ACTION ITEM: Each entry must be reproduced precisely as it stands.

EXERCISE DATA START

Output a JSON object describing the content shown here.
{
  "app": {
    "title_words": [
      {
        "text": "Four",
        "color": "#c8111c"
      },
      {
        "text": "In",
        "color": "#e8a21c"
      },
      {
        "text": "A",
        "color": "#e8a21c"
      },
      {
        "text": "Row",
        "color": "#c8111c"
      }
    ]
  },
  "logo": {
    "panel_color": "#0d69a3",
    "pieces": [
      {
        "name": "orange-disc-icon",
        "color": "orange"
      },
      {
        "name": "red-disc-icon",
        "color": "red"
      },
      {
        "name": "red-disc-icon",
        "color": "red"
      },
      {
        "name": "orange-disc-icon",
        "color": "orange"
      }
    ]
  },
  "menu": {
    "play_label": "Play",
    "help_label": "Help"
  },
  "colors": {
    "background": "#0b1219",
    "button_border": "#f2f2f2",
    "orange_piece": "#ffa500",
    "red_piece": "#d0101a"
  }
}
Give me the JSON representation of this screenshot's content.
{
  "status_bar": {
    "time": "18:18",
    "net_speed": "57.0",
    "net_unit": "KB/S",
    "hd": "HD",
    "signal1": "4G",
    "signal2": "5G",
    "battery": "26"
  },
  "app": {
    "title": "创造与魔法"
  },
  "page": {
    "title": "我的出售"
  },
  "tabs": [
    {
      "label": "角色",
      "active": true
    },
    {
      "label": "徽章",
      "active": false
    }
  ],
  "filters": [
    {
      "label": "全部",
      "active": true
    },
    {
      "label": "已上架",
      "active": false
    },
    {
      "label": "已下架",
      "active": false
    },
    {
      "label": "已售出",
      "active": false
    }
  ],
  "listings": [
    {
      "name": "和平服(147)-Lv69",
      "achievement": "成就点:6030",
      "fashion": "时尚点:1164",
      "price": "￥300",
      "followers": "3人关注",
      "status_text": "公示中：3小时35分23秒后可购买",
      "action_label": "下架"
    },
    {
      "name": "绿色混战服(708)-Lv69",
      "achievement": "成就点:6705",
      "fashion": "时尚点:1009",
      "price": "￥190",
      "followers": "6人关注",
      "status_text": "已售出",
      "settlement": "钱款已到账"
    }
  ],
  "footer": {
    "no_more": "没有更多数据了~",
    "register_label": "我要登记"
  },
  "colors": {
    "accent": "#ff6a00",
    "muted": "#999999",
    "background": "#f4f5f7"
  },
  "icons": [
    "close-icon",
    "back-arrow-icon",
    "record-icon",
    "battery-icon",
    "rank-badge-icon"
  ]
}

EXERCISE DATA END

RESPONSE:
Output a JSON object describing the content shown here.
{
  "app": {
    "title_words": [
      {
        "text": "Four",
        "color": "#c8111c"
      },
      {
        "text": "In",
        "color": "#e8a21c"
      },
      {
        "text": "A",
        "color": "#e8a21c"
      },
      {
        "text": "Row",
        "color": "#c8111c"
      }
    ]
  },
  "logo": {
    "panel_color": "#0d69a3",
    "pieces": [
      {
        "name": "orange-disc-icon",
        "color": "orange"
      },
      {
        "name": "red-disc-icon",
        "color": "red"
      },
      {
        "name": "red-disc-icon",
        "color": "red"
      },
      {
        "name": "orange-disc-icon",
        "color": "orange"
      }
    ]
  },
  "menu": {
    "play_label": "Play",
    "help_label": "Help"
  },
  "colors": {
    "background": "#0b1219",
    "button_border": "#f2f2f2",
    "orange_piece": "#ffa500",
    "red_piece": "#d0101a"
  }
}
Give me the JSON representation of this screenshot's content.
{
  "status_bar": {
    "time": "18:18",
    "net_speed": "57.0",
    "net_unit": "KB/S",
    "hd": "HD",
    "signal1": "4G",
    "signal2": "5G",
    "battery": "26"
  },
  "app": {
    "title": "创造与魔法"
  },
  "page": {
    "title": "我的出售"
  },
  "tabs": [
    {
      "label": "角色",
      "active": true
    },
    {
      "label": "徽章",
      "active": false
    }
  ],
  "filters": [
    {
      "label": "全部",
      "active": true
    },
    {
      "label": "已上架",
      "active": false
    },
    {
      "label": "已下架",
      "active": false
    },
    {
      "label": "已售出",
      "active": false
    }
  ],
  "listings": [
    {
      "name": "和平服(147)-Lv69",
      "achievement": "成就点:6030",
      "fashion": "时尚点:1164",
      "price": "￥300",
      "followers": "3人关注",
      "status_text": "公示中：3小时35分23秒后可购买",
      "action_label": "下架"
    },
    {
      "name": "绿色混战服(708)-Lv69",
      "achievement": "成就点:6705",
      "fashion": "时尚点:1009",
      "price": "￥190",
      "followers": "6人关注",
      "status_text": "已售出",
      "settlement": "钱款已到账"
    }
  ],
  "footer": {
    "no_more": "没有更多数据了~",
    "register_label": "我要登记"
  },
  "colors": {
    "accent": "#ff6a00",
    "muted": "#999999",
    "background": "#f4f5f7"
  },
  "icons": [
    "close-icon",
    "back-arrow-icon",
    "record-icon",
    "battery-icon",
    "rank-badge-icon"
  ]
}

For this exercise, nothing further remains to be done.